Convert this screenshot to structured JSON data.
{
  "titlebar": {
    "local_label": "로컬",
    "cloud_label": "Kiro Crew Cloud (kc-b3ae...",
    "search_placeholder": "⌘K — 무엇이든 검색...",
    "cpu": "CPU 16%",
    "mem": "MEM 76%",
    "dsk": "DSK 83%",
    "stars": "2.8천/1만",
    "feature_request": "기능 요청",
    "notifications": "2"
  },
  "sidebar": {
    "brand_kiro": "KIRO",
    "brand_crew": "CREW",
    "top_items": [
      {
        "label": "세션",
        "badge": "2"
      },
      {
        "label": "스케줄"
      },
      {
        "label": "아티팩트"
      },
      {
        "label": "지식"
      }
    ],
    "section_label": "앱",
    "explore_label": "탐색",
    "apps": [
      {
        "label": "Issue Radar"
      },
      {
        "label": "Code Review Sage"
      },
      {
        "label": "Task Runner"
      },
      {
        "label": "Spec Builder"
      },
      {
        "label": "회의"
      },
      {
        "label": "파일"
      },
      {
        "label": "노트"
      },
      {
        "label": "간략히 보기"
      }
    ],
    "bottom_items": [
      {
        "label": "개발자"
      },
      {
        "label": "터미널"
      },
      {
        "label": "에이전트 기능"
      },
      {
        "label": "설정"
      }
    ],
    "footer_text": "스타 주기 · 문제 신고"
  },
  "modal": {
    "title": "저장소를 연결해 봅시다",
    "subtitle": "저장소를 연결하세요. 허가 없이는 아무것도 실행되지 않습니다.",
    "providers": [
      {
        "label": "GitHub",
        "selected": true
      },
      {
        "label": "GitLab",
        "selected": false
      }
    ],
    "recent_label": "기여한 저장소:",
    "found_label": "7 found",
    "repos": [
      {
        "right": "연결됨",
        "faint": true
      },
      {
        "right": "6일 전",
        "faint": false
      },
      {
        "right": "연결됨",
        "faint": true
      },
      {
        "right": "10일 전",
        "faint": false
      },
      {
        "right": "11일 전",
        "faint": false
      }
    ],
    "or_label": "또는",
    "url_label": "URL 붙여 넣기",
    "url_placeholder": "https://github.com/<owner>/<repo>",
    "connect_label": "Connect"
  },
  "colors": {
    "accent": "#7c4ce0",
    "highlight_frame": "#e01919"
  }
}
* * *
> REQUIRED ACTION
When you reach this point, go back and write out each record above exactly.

> WRITTEN ANSWER
Convert this screenshot to structured JSON data.
{
  "titlebar": {
    "local_label": "로컬",
    "cloud_label": "Kiro Crew Cloud (kc-b3ae...",
    "search_placeholder": "⌘K — 무엇이든 검색...",
    "cpu": "CPU 16%",
    "mem": "MEM 76%",
    "dsk": "DSK 83%",
    "stars": "2.8천/1만",
    "feature_request": "기능 요청",
    "notifications": "2"
  },
  "sidebar": {
    "brand_kiro": "KIRO",
    "brand_crew": "CREW",
    "top_items": [
      {
        "label": "세션",
        "badge": "2"
      },
      {
        "label": "스케줄"
      },
      {
        "label": "아티팩트"
      },
      {
        "label": "지식"
      }
    ],
    "section_label": "앱",
    "explore_label": "탐색",
    "apps": [
      {
        "label": "Issue Radar"
      },
      {
        "label": "Code Review Sage"
      },
      {
        "label": "Task Runner"
      },
      {
        "label": "Spec Builder"
      },
      {
        "label": "회의"
      },
      {
        "label": "파일"
      },
      {
        "label": "노트"
      },
      {
        "label": "간략히 보기"
      }
    ],
    "bottom_items": [
      {
        "label": "개발자"
      },
      {
        "label": "터미널"
      },
      {
        "label": "에이전트 기능"
      },
      {
        "label": "설정"
      }
    ],
    "footer_text": "스타 주기 · 문제 신고"
  },
  "modal": {
    "title": "저장소를 연결해 봅시다",
    "subtitle": "저장소를 연결하세요. 허가 없이는 아무것도 실행되지 않습니다.",
    "providers": [
      {
        "label": "GitHub",
        "selected": true
      },
      {
        "label": "GitLab",
        "selected": false
      }
    ],
    "recent_label": "기여한 저장소:",
    "found_label": "7 found",
    "repos": [
      {
        "right": "연결됨",
        "faint": true
      },
      {
        "right": "6일 전",
        "faint": false
      },
      {
        "right": "연결됨",
        "faint": true
      },
      {
        "right": "10일 전",
        "faint": false
      },
      {
        "right": "11일 전",
        "faint": false
      }
    ],
    "or_label": "또는",
    "url_label": "URL 붙여 넣기",
    "url_placeholder": "https://github.com/<owner>/<repo>",
    "connect_label": "Connect"
  },
  "colors": {
    "accent": "#7c4ce0",
    "highlight_frame": "#e01919"
  }
}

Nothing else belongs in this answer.